**EXERCISE AIM:**
Write only the number of lines in the data that contain the word "amba".

··· PROVIDED ENTRIES ···

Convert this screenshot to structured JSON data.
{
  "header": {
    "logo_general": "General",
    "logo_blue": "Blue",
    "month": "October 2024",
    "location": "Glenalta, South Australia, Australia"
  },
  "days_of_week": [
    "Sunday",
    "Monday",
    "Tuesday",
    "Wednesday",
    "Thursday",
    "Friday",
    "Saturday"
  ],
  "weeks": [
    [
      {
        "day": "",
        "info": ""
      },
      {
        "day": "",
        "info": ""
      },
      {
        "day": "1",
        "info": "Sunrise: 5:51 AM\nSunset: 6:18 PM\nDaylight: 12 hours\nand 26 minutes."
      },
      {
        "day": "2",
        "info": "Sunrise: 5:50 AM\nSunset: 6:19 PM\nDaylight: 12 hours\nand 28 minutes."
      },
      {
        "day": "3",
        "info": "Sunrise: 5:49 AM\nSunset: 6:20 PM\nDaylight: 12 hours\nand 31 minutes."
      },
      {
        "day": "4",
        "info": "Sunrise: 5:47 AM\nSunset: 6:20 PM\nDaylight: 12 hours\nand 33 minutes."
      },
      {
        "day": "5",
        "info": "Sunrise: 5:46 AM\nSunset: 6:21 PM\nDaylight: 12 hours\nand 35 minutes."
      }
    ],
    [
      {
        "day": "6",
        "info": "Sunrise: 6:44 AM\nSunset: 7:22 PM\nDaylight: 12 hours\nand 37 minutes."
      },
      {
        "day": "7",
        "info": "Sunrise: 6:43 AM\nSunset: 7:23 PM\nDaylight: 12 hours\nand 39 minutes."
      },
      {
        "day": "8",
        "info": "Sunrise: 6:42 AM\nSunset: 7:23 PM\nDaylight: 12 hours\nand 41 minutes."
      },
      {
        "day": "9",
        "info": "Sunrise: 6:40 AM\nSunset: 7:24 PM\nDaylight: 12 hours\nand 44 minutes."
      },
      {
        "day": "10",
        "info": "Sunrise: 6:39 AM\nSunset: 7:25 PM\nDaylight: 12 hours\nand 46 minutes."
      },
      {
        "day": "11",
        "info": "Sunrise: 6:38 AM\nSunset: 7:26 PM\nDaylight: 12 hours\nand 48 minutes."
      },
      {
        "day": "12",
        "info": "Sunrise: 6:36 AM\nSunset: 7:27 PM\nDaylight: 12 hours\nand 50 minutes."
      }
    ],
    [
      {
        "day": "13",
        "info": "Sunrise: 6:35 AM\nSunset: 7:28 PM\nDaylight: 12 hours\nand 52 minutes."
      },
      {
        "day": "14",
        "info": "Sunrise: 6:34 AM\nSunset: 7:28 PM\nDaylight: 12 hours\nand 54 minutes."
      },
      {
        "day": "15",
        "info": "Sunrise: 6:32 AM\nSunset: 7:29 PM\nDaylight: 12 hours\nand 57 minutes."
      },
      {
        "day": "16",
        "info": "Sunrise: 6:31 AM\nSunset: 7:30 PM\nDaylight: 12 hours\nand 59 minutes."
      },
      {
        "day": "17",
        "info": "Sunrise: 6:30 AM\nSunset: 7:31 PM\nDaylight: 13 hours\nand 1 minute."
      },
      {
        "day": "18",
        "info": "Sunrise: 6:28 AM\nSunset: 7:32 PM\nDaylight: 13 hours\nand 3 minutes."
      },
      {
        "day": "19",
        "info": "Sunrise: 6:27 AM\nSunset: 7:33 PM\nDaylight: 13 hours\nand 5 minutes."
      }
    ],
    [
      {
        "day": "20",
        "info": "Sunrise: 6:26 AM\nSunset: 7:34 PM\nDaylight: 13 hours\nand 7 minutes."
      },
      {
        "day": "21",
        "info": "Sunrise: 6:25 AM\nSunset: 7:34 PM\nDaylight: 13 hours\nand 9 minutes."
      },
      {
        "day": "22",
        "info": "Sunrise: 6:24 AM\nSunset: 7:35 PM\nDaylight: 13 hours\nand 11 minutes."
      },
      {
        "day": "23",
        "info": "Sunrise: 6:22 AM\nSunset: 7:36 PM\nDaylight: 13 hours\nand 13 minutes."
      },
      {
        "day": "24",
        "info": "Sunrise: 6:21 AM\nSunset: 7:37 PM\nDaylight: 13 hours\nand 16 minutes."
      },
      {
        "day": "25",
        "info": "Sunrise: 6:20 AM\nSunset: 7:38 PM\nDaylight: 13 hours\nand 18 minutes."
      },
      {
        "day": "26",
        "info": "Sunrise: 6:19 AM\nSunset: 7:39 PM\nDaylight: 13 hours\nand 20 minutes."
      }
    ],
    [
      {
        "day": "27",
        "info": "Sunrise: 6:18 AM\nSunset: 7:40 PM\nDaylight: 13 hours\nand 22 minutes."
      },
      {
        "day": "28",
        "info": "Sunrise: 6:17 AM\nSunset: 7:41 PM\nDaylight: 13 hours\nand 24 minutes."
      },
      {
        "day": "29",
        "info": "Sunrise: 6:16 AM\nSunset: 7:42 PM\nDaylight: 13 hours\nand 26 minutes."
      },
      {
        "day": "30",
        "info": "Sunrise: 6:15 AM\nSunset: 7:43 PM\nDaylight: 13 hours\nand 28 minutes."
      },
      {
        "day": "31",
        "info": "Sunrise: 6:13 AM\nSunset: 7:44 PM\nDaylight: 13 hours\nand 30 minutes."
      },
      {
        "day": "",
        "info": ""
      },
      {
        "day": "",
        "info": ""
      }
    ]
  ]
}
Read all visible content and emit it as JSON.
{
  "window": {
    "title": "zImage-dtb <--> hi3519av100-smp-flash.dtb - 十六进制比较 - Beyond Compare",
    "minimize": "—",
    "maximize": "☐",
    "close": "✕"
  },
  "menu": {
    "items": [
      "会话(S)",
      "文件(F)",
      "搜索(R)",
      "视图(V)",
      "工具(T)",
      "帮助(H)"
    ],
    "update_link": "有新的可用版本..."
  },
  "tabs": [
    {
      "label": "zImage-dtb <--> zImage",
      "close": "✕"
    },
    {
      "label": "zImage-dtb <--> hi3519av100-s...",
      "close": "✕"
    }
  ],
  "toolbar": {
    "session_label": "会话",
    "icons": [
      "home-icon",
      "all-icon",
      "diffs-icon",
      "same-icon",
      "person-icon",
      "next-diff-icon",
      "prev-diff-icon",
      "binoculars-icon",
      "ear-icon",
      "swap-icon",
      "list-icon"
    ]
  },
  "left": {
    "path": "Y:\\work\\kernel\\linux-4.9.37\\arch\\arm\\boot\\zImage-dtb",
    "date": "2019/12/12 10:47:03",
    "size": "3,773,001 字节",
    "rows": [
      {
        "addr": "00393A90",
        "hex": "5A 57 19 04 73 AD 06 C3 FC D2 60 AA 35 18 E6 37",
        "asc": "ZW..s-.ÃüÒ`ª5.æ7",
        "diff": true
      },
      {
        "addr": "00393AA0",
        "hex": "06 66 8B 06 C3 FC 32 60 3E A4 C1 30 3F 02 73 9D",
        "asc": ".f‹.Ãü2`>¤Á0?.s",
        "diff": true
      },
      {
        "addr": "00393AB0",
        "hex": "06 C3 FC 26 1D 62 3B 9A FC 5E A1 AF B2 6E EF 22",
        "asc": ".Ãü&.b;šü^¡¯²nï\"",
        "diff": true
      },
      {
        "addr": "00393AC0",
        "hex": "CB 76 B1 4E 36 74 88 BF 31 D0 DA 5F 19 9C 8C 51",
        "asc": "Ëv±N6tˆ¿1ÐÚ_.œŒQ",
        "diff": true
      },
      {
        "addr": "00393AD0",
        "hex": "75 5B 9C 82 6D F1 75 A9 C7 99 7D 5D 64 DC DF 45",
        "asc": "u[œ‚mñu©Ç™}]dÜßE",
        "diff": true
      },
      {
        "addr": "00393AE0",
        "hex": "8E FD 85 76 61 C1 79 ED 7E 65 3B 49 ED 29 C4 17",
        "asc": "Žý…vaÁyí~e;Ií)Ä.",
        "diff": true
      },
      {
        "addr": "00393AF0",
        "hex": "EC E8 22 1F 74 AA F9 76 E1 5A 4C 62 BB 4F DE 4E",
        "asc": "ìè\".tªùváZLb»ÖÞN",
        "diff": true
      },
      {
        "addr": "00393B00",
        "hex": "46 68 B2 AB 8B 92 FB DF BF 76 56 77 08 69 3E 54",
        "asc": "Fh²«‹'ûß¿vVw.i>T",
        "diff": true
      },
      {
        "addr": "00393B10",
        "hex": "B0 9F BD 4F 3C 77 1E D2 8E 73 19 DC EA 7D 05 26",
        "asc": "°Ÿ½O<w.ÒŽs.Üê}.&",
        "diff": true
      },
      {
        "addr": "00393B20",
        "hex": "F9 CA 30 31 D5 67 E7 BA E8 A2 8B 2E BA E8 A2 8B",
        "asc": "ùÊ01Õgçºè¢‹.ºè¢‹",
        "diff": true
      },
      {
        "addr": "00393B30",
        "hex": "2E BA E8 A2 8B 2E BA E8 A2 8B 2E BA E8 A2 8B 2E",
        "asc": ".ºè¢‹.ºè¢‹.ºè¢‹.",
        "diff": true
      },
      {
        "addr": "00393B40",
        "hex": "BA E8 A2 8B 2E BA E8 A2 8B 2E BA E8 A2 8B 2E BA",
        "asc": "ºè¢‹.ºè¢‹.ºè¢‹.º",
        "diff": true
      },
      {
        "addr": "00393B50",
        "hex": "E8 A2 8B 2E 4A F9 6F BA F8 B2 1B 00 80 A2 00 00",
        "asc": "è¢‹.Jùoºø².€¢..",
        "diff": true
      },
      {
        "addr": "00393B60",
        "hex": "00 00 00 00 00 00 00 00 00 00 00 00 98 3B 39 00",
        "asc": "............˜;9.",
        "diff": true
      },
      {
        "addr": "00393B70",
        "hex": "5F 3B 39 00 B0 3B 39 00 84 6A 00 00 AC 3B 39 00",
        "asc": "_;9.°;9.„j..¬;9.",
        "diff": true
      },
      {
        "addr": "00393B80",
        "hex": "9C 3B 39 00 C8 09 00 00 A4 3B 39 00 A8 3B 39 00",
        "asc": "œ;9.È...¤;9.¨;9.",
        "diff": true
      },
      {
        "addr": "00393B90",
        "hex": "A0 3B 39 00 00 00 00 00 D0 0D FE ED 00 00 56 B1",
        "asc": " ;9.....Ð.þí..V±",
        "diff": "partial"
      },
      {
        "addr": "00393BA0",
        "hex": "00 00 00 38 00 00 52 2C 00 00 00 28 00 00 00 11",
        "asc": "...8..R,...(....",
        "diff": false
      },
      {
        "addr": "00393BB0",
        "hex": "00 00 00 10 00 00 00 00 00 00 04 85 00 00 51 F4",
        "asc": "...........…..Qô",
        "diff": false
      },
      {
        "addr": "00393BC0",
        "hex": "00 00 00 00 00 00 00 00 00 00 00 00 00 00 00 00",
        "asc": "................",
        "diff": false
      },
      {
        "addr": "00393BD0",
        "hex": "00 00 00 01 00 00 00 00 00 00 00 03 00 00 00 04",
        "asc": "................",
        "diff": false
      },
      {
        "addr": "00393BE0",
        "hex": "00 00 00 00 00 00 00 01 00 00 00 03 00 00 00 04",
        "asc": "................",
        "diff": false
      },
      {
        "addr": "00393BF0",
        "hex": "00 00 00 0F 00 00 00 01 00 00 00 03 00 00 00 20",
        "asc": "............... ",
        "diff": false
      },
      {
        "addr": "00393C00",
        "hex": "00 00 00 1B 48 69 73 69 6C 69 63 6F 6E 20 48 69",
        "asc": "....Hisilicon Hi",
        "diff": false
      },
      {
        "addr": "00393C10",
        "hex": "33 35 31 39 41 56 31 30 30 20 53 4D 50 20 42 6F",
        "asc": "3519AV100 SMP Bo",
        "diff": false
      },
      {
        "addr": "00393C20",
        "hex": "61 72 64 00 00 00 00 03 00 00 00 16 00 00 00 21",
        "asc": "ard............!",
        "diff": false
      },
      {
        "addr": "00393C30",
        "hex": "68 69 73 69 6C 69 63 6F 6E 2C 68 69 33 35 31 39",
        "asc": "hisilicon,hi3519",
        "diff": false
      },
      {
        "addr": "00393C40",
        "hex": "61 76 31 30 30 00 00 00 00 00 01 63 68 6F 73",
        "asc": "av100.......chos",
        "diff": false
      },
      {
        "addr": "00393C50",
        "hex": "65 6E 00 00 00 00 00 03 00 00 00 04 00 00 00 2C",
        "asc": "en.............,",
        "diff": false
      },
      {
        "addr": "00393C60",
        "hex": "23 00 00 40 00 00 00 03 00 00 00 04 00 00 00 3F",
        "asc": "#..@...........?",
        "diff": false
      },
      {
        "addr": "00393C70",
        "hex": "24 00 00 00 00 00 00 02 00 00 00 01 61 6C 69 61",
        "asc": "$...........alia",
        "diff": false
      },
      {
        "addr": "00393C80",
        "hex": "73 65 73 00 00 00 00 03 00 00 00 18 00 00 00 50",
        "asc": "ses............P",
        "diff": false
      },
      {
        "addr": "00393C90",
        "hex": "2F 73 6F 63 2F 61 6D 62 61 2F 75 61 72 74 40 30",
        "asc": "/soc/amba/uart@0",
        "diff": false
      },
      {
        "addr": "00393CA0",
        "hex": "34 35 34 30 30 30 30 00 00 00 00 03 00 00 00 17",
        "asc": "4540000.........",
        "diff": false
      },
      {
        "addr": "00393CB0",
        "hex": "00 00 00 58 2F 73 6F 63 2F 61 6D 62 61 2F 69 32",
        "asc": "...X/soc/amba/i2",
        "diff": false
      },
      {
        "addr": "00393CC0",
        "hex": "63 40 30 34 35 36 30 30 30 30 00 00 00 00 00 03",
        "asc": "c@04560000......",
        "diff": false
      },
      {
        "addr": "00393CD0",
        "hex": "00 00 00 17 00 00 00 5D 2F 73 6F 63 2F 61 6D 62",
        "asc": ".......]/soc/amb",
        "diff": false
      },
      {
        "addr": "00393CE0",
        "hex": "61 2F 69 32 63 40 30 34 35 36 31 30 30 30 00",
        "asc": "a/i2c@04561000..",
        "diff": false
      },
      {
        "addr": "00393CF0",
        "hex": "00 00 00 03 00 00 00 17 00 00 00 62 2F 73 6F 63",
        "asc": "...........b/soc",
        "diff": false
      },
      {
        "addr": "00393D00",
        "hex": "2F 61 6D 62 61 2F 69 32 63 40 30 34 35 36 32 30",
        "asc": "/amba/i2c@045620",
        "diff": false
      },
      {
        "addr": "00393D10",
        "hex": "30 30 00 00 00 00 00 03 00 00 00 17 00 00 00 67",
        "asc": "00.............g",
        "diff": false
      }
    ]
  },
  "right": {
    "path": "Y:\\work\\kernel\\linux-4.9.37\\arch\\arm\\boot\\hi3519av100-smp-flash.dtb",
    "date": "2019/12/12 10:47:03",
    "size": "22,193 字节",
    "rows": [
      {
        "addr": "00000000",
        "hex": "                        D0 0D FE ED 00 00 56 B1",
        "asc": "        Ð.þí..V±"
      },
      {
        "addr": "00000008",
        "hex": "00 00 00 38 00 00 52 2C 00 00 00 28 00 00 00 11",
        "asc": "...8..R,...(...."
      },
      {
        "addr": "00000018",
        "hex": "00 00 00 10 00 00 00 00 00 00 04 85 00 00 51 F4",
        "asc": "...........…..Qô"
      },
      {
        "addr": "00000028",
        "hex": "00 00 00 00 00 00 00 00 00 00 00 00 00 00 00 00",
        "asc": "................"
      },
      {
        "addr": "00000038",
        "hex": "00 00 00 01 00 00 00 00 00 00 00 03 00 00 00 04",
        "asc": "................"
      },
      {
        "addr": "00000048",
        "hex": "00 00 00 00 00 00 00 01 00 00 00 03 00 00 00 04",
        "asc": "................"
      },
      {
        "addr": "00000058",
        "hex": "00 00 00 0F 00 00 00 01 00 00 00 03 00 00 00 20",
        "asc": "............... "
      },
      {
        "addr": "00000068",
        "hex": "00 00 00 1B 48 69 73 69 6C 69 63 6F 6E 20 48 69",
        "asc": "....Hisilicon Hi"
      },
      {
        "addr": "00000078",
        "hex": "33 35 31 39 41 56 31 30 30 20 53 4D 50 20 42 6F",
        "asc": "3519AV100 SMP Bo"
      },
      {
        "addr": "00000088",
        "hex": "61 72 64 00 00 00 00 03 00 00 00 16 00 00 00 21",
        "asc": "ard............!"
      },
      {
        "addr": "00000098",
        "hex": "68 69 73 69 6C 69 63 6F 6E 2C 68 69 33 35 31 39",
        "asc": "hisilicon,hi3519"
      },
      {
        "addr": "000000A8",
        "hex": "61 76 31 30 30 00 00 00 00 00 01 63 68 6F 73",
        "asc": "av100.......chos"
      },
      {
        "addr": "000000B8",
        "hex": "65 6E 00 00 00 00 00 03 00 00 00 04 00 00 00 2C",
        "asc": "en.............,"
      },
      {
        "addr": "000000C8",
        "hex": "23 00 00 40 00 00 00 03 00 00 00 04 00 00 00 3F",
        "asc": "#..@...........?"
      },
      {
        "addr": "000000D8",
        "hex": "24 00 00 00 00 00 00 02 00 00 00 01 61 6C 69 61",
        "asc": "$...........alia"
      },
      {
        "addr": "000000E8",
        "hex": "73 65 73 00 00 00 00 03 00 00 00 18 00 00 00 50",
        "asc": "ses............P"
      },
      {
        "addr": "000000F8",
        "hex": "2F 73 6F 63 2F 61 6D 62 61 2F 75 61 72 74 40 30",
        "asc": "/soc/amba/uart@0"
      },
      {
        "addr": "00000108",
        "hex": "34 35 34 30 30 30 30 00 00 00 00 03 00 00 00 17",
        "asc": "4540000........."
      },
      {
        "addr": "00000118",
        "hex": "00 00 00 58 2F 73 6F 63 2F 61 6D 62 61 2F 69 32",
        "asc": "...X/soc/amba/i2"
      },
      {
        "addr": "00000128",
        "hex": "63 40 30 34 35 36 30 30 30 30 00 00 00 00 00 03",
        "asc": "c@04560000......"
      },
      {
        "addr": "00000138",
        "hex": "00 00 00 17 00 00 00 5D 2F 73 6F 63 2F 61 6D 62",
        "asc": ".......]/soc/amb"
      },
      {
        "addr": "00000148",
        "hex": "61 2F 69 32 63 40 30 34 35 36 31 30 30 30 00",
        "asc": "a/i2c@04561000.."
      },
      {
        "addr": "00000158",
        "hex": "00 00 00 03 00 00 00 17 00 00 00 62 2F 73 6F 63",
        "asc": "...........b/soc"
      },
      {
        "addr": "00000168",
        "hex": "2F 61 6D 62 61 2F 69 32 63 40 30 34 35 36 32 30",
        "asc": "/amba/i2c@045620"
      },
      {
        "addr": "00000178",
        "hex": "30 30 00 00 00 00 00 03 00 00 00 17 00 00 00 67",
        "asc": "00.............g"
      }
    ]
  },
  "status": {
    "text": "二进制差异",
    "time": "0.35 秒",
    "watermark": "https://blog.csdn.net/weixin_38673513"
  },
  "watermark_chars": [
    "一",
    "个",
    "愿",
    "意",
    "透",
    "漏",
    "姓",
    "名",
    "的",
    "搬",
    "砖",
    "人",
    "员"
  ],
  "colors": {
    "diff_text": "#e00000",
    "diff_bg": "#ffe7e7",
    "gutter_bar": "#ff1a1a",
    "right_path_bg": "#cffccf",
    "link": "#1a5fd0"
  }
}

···

**EXERCISE RESPONSE:**
6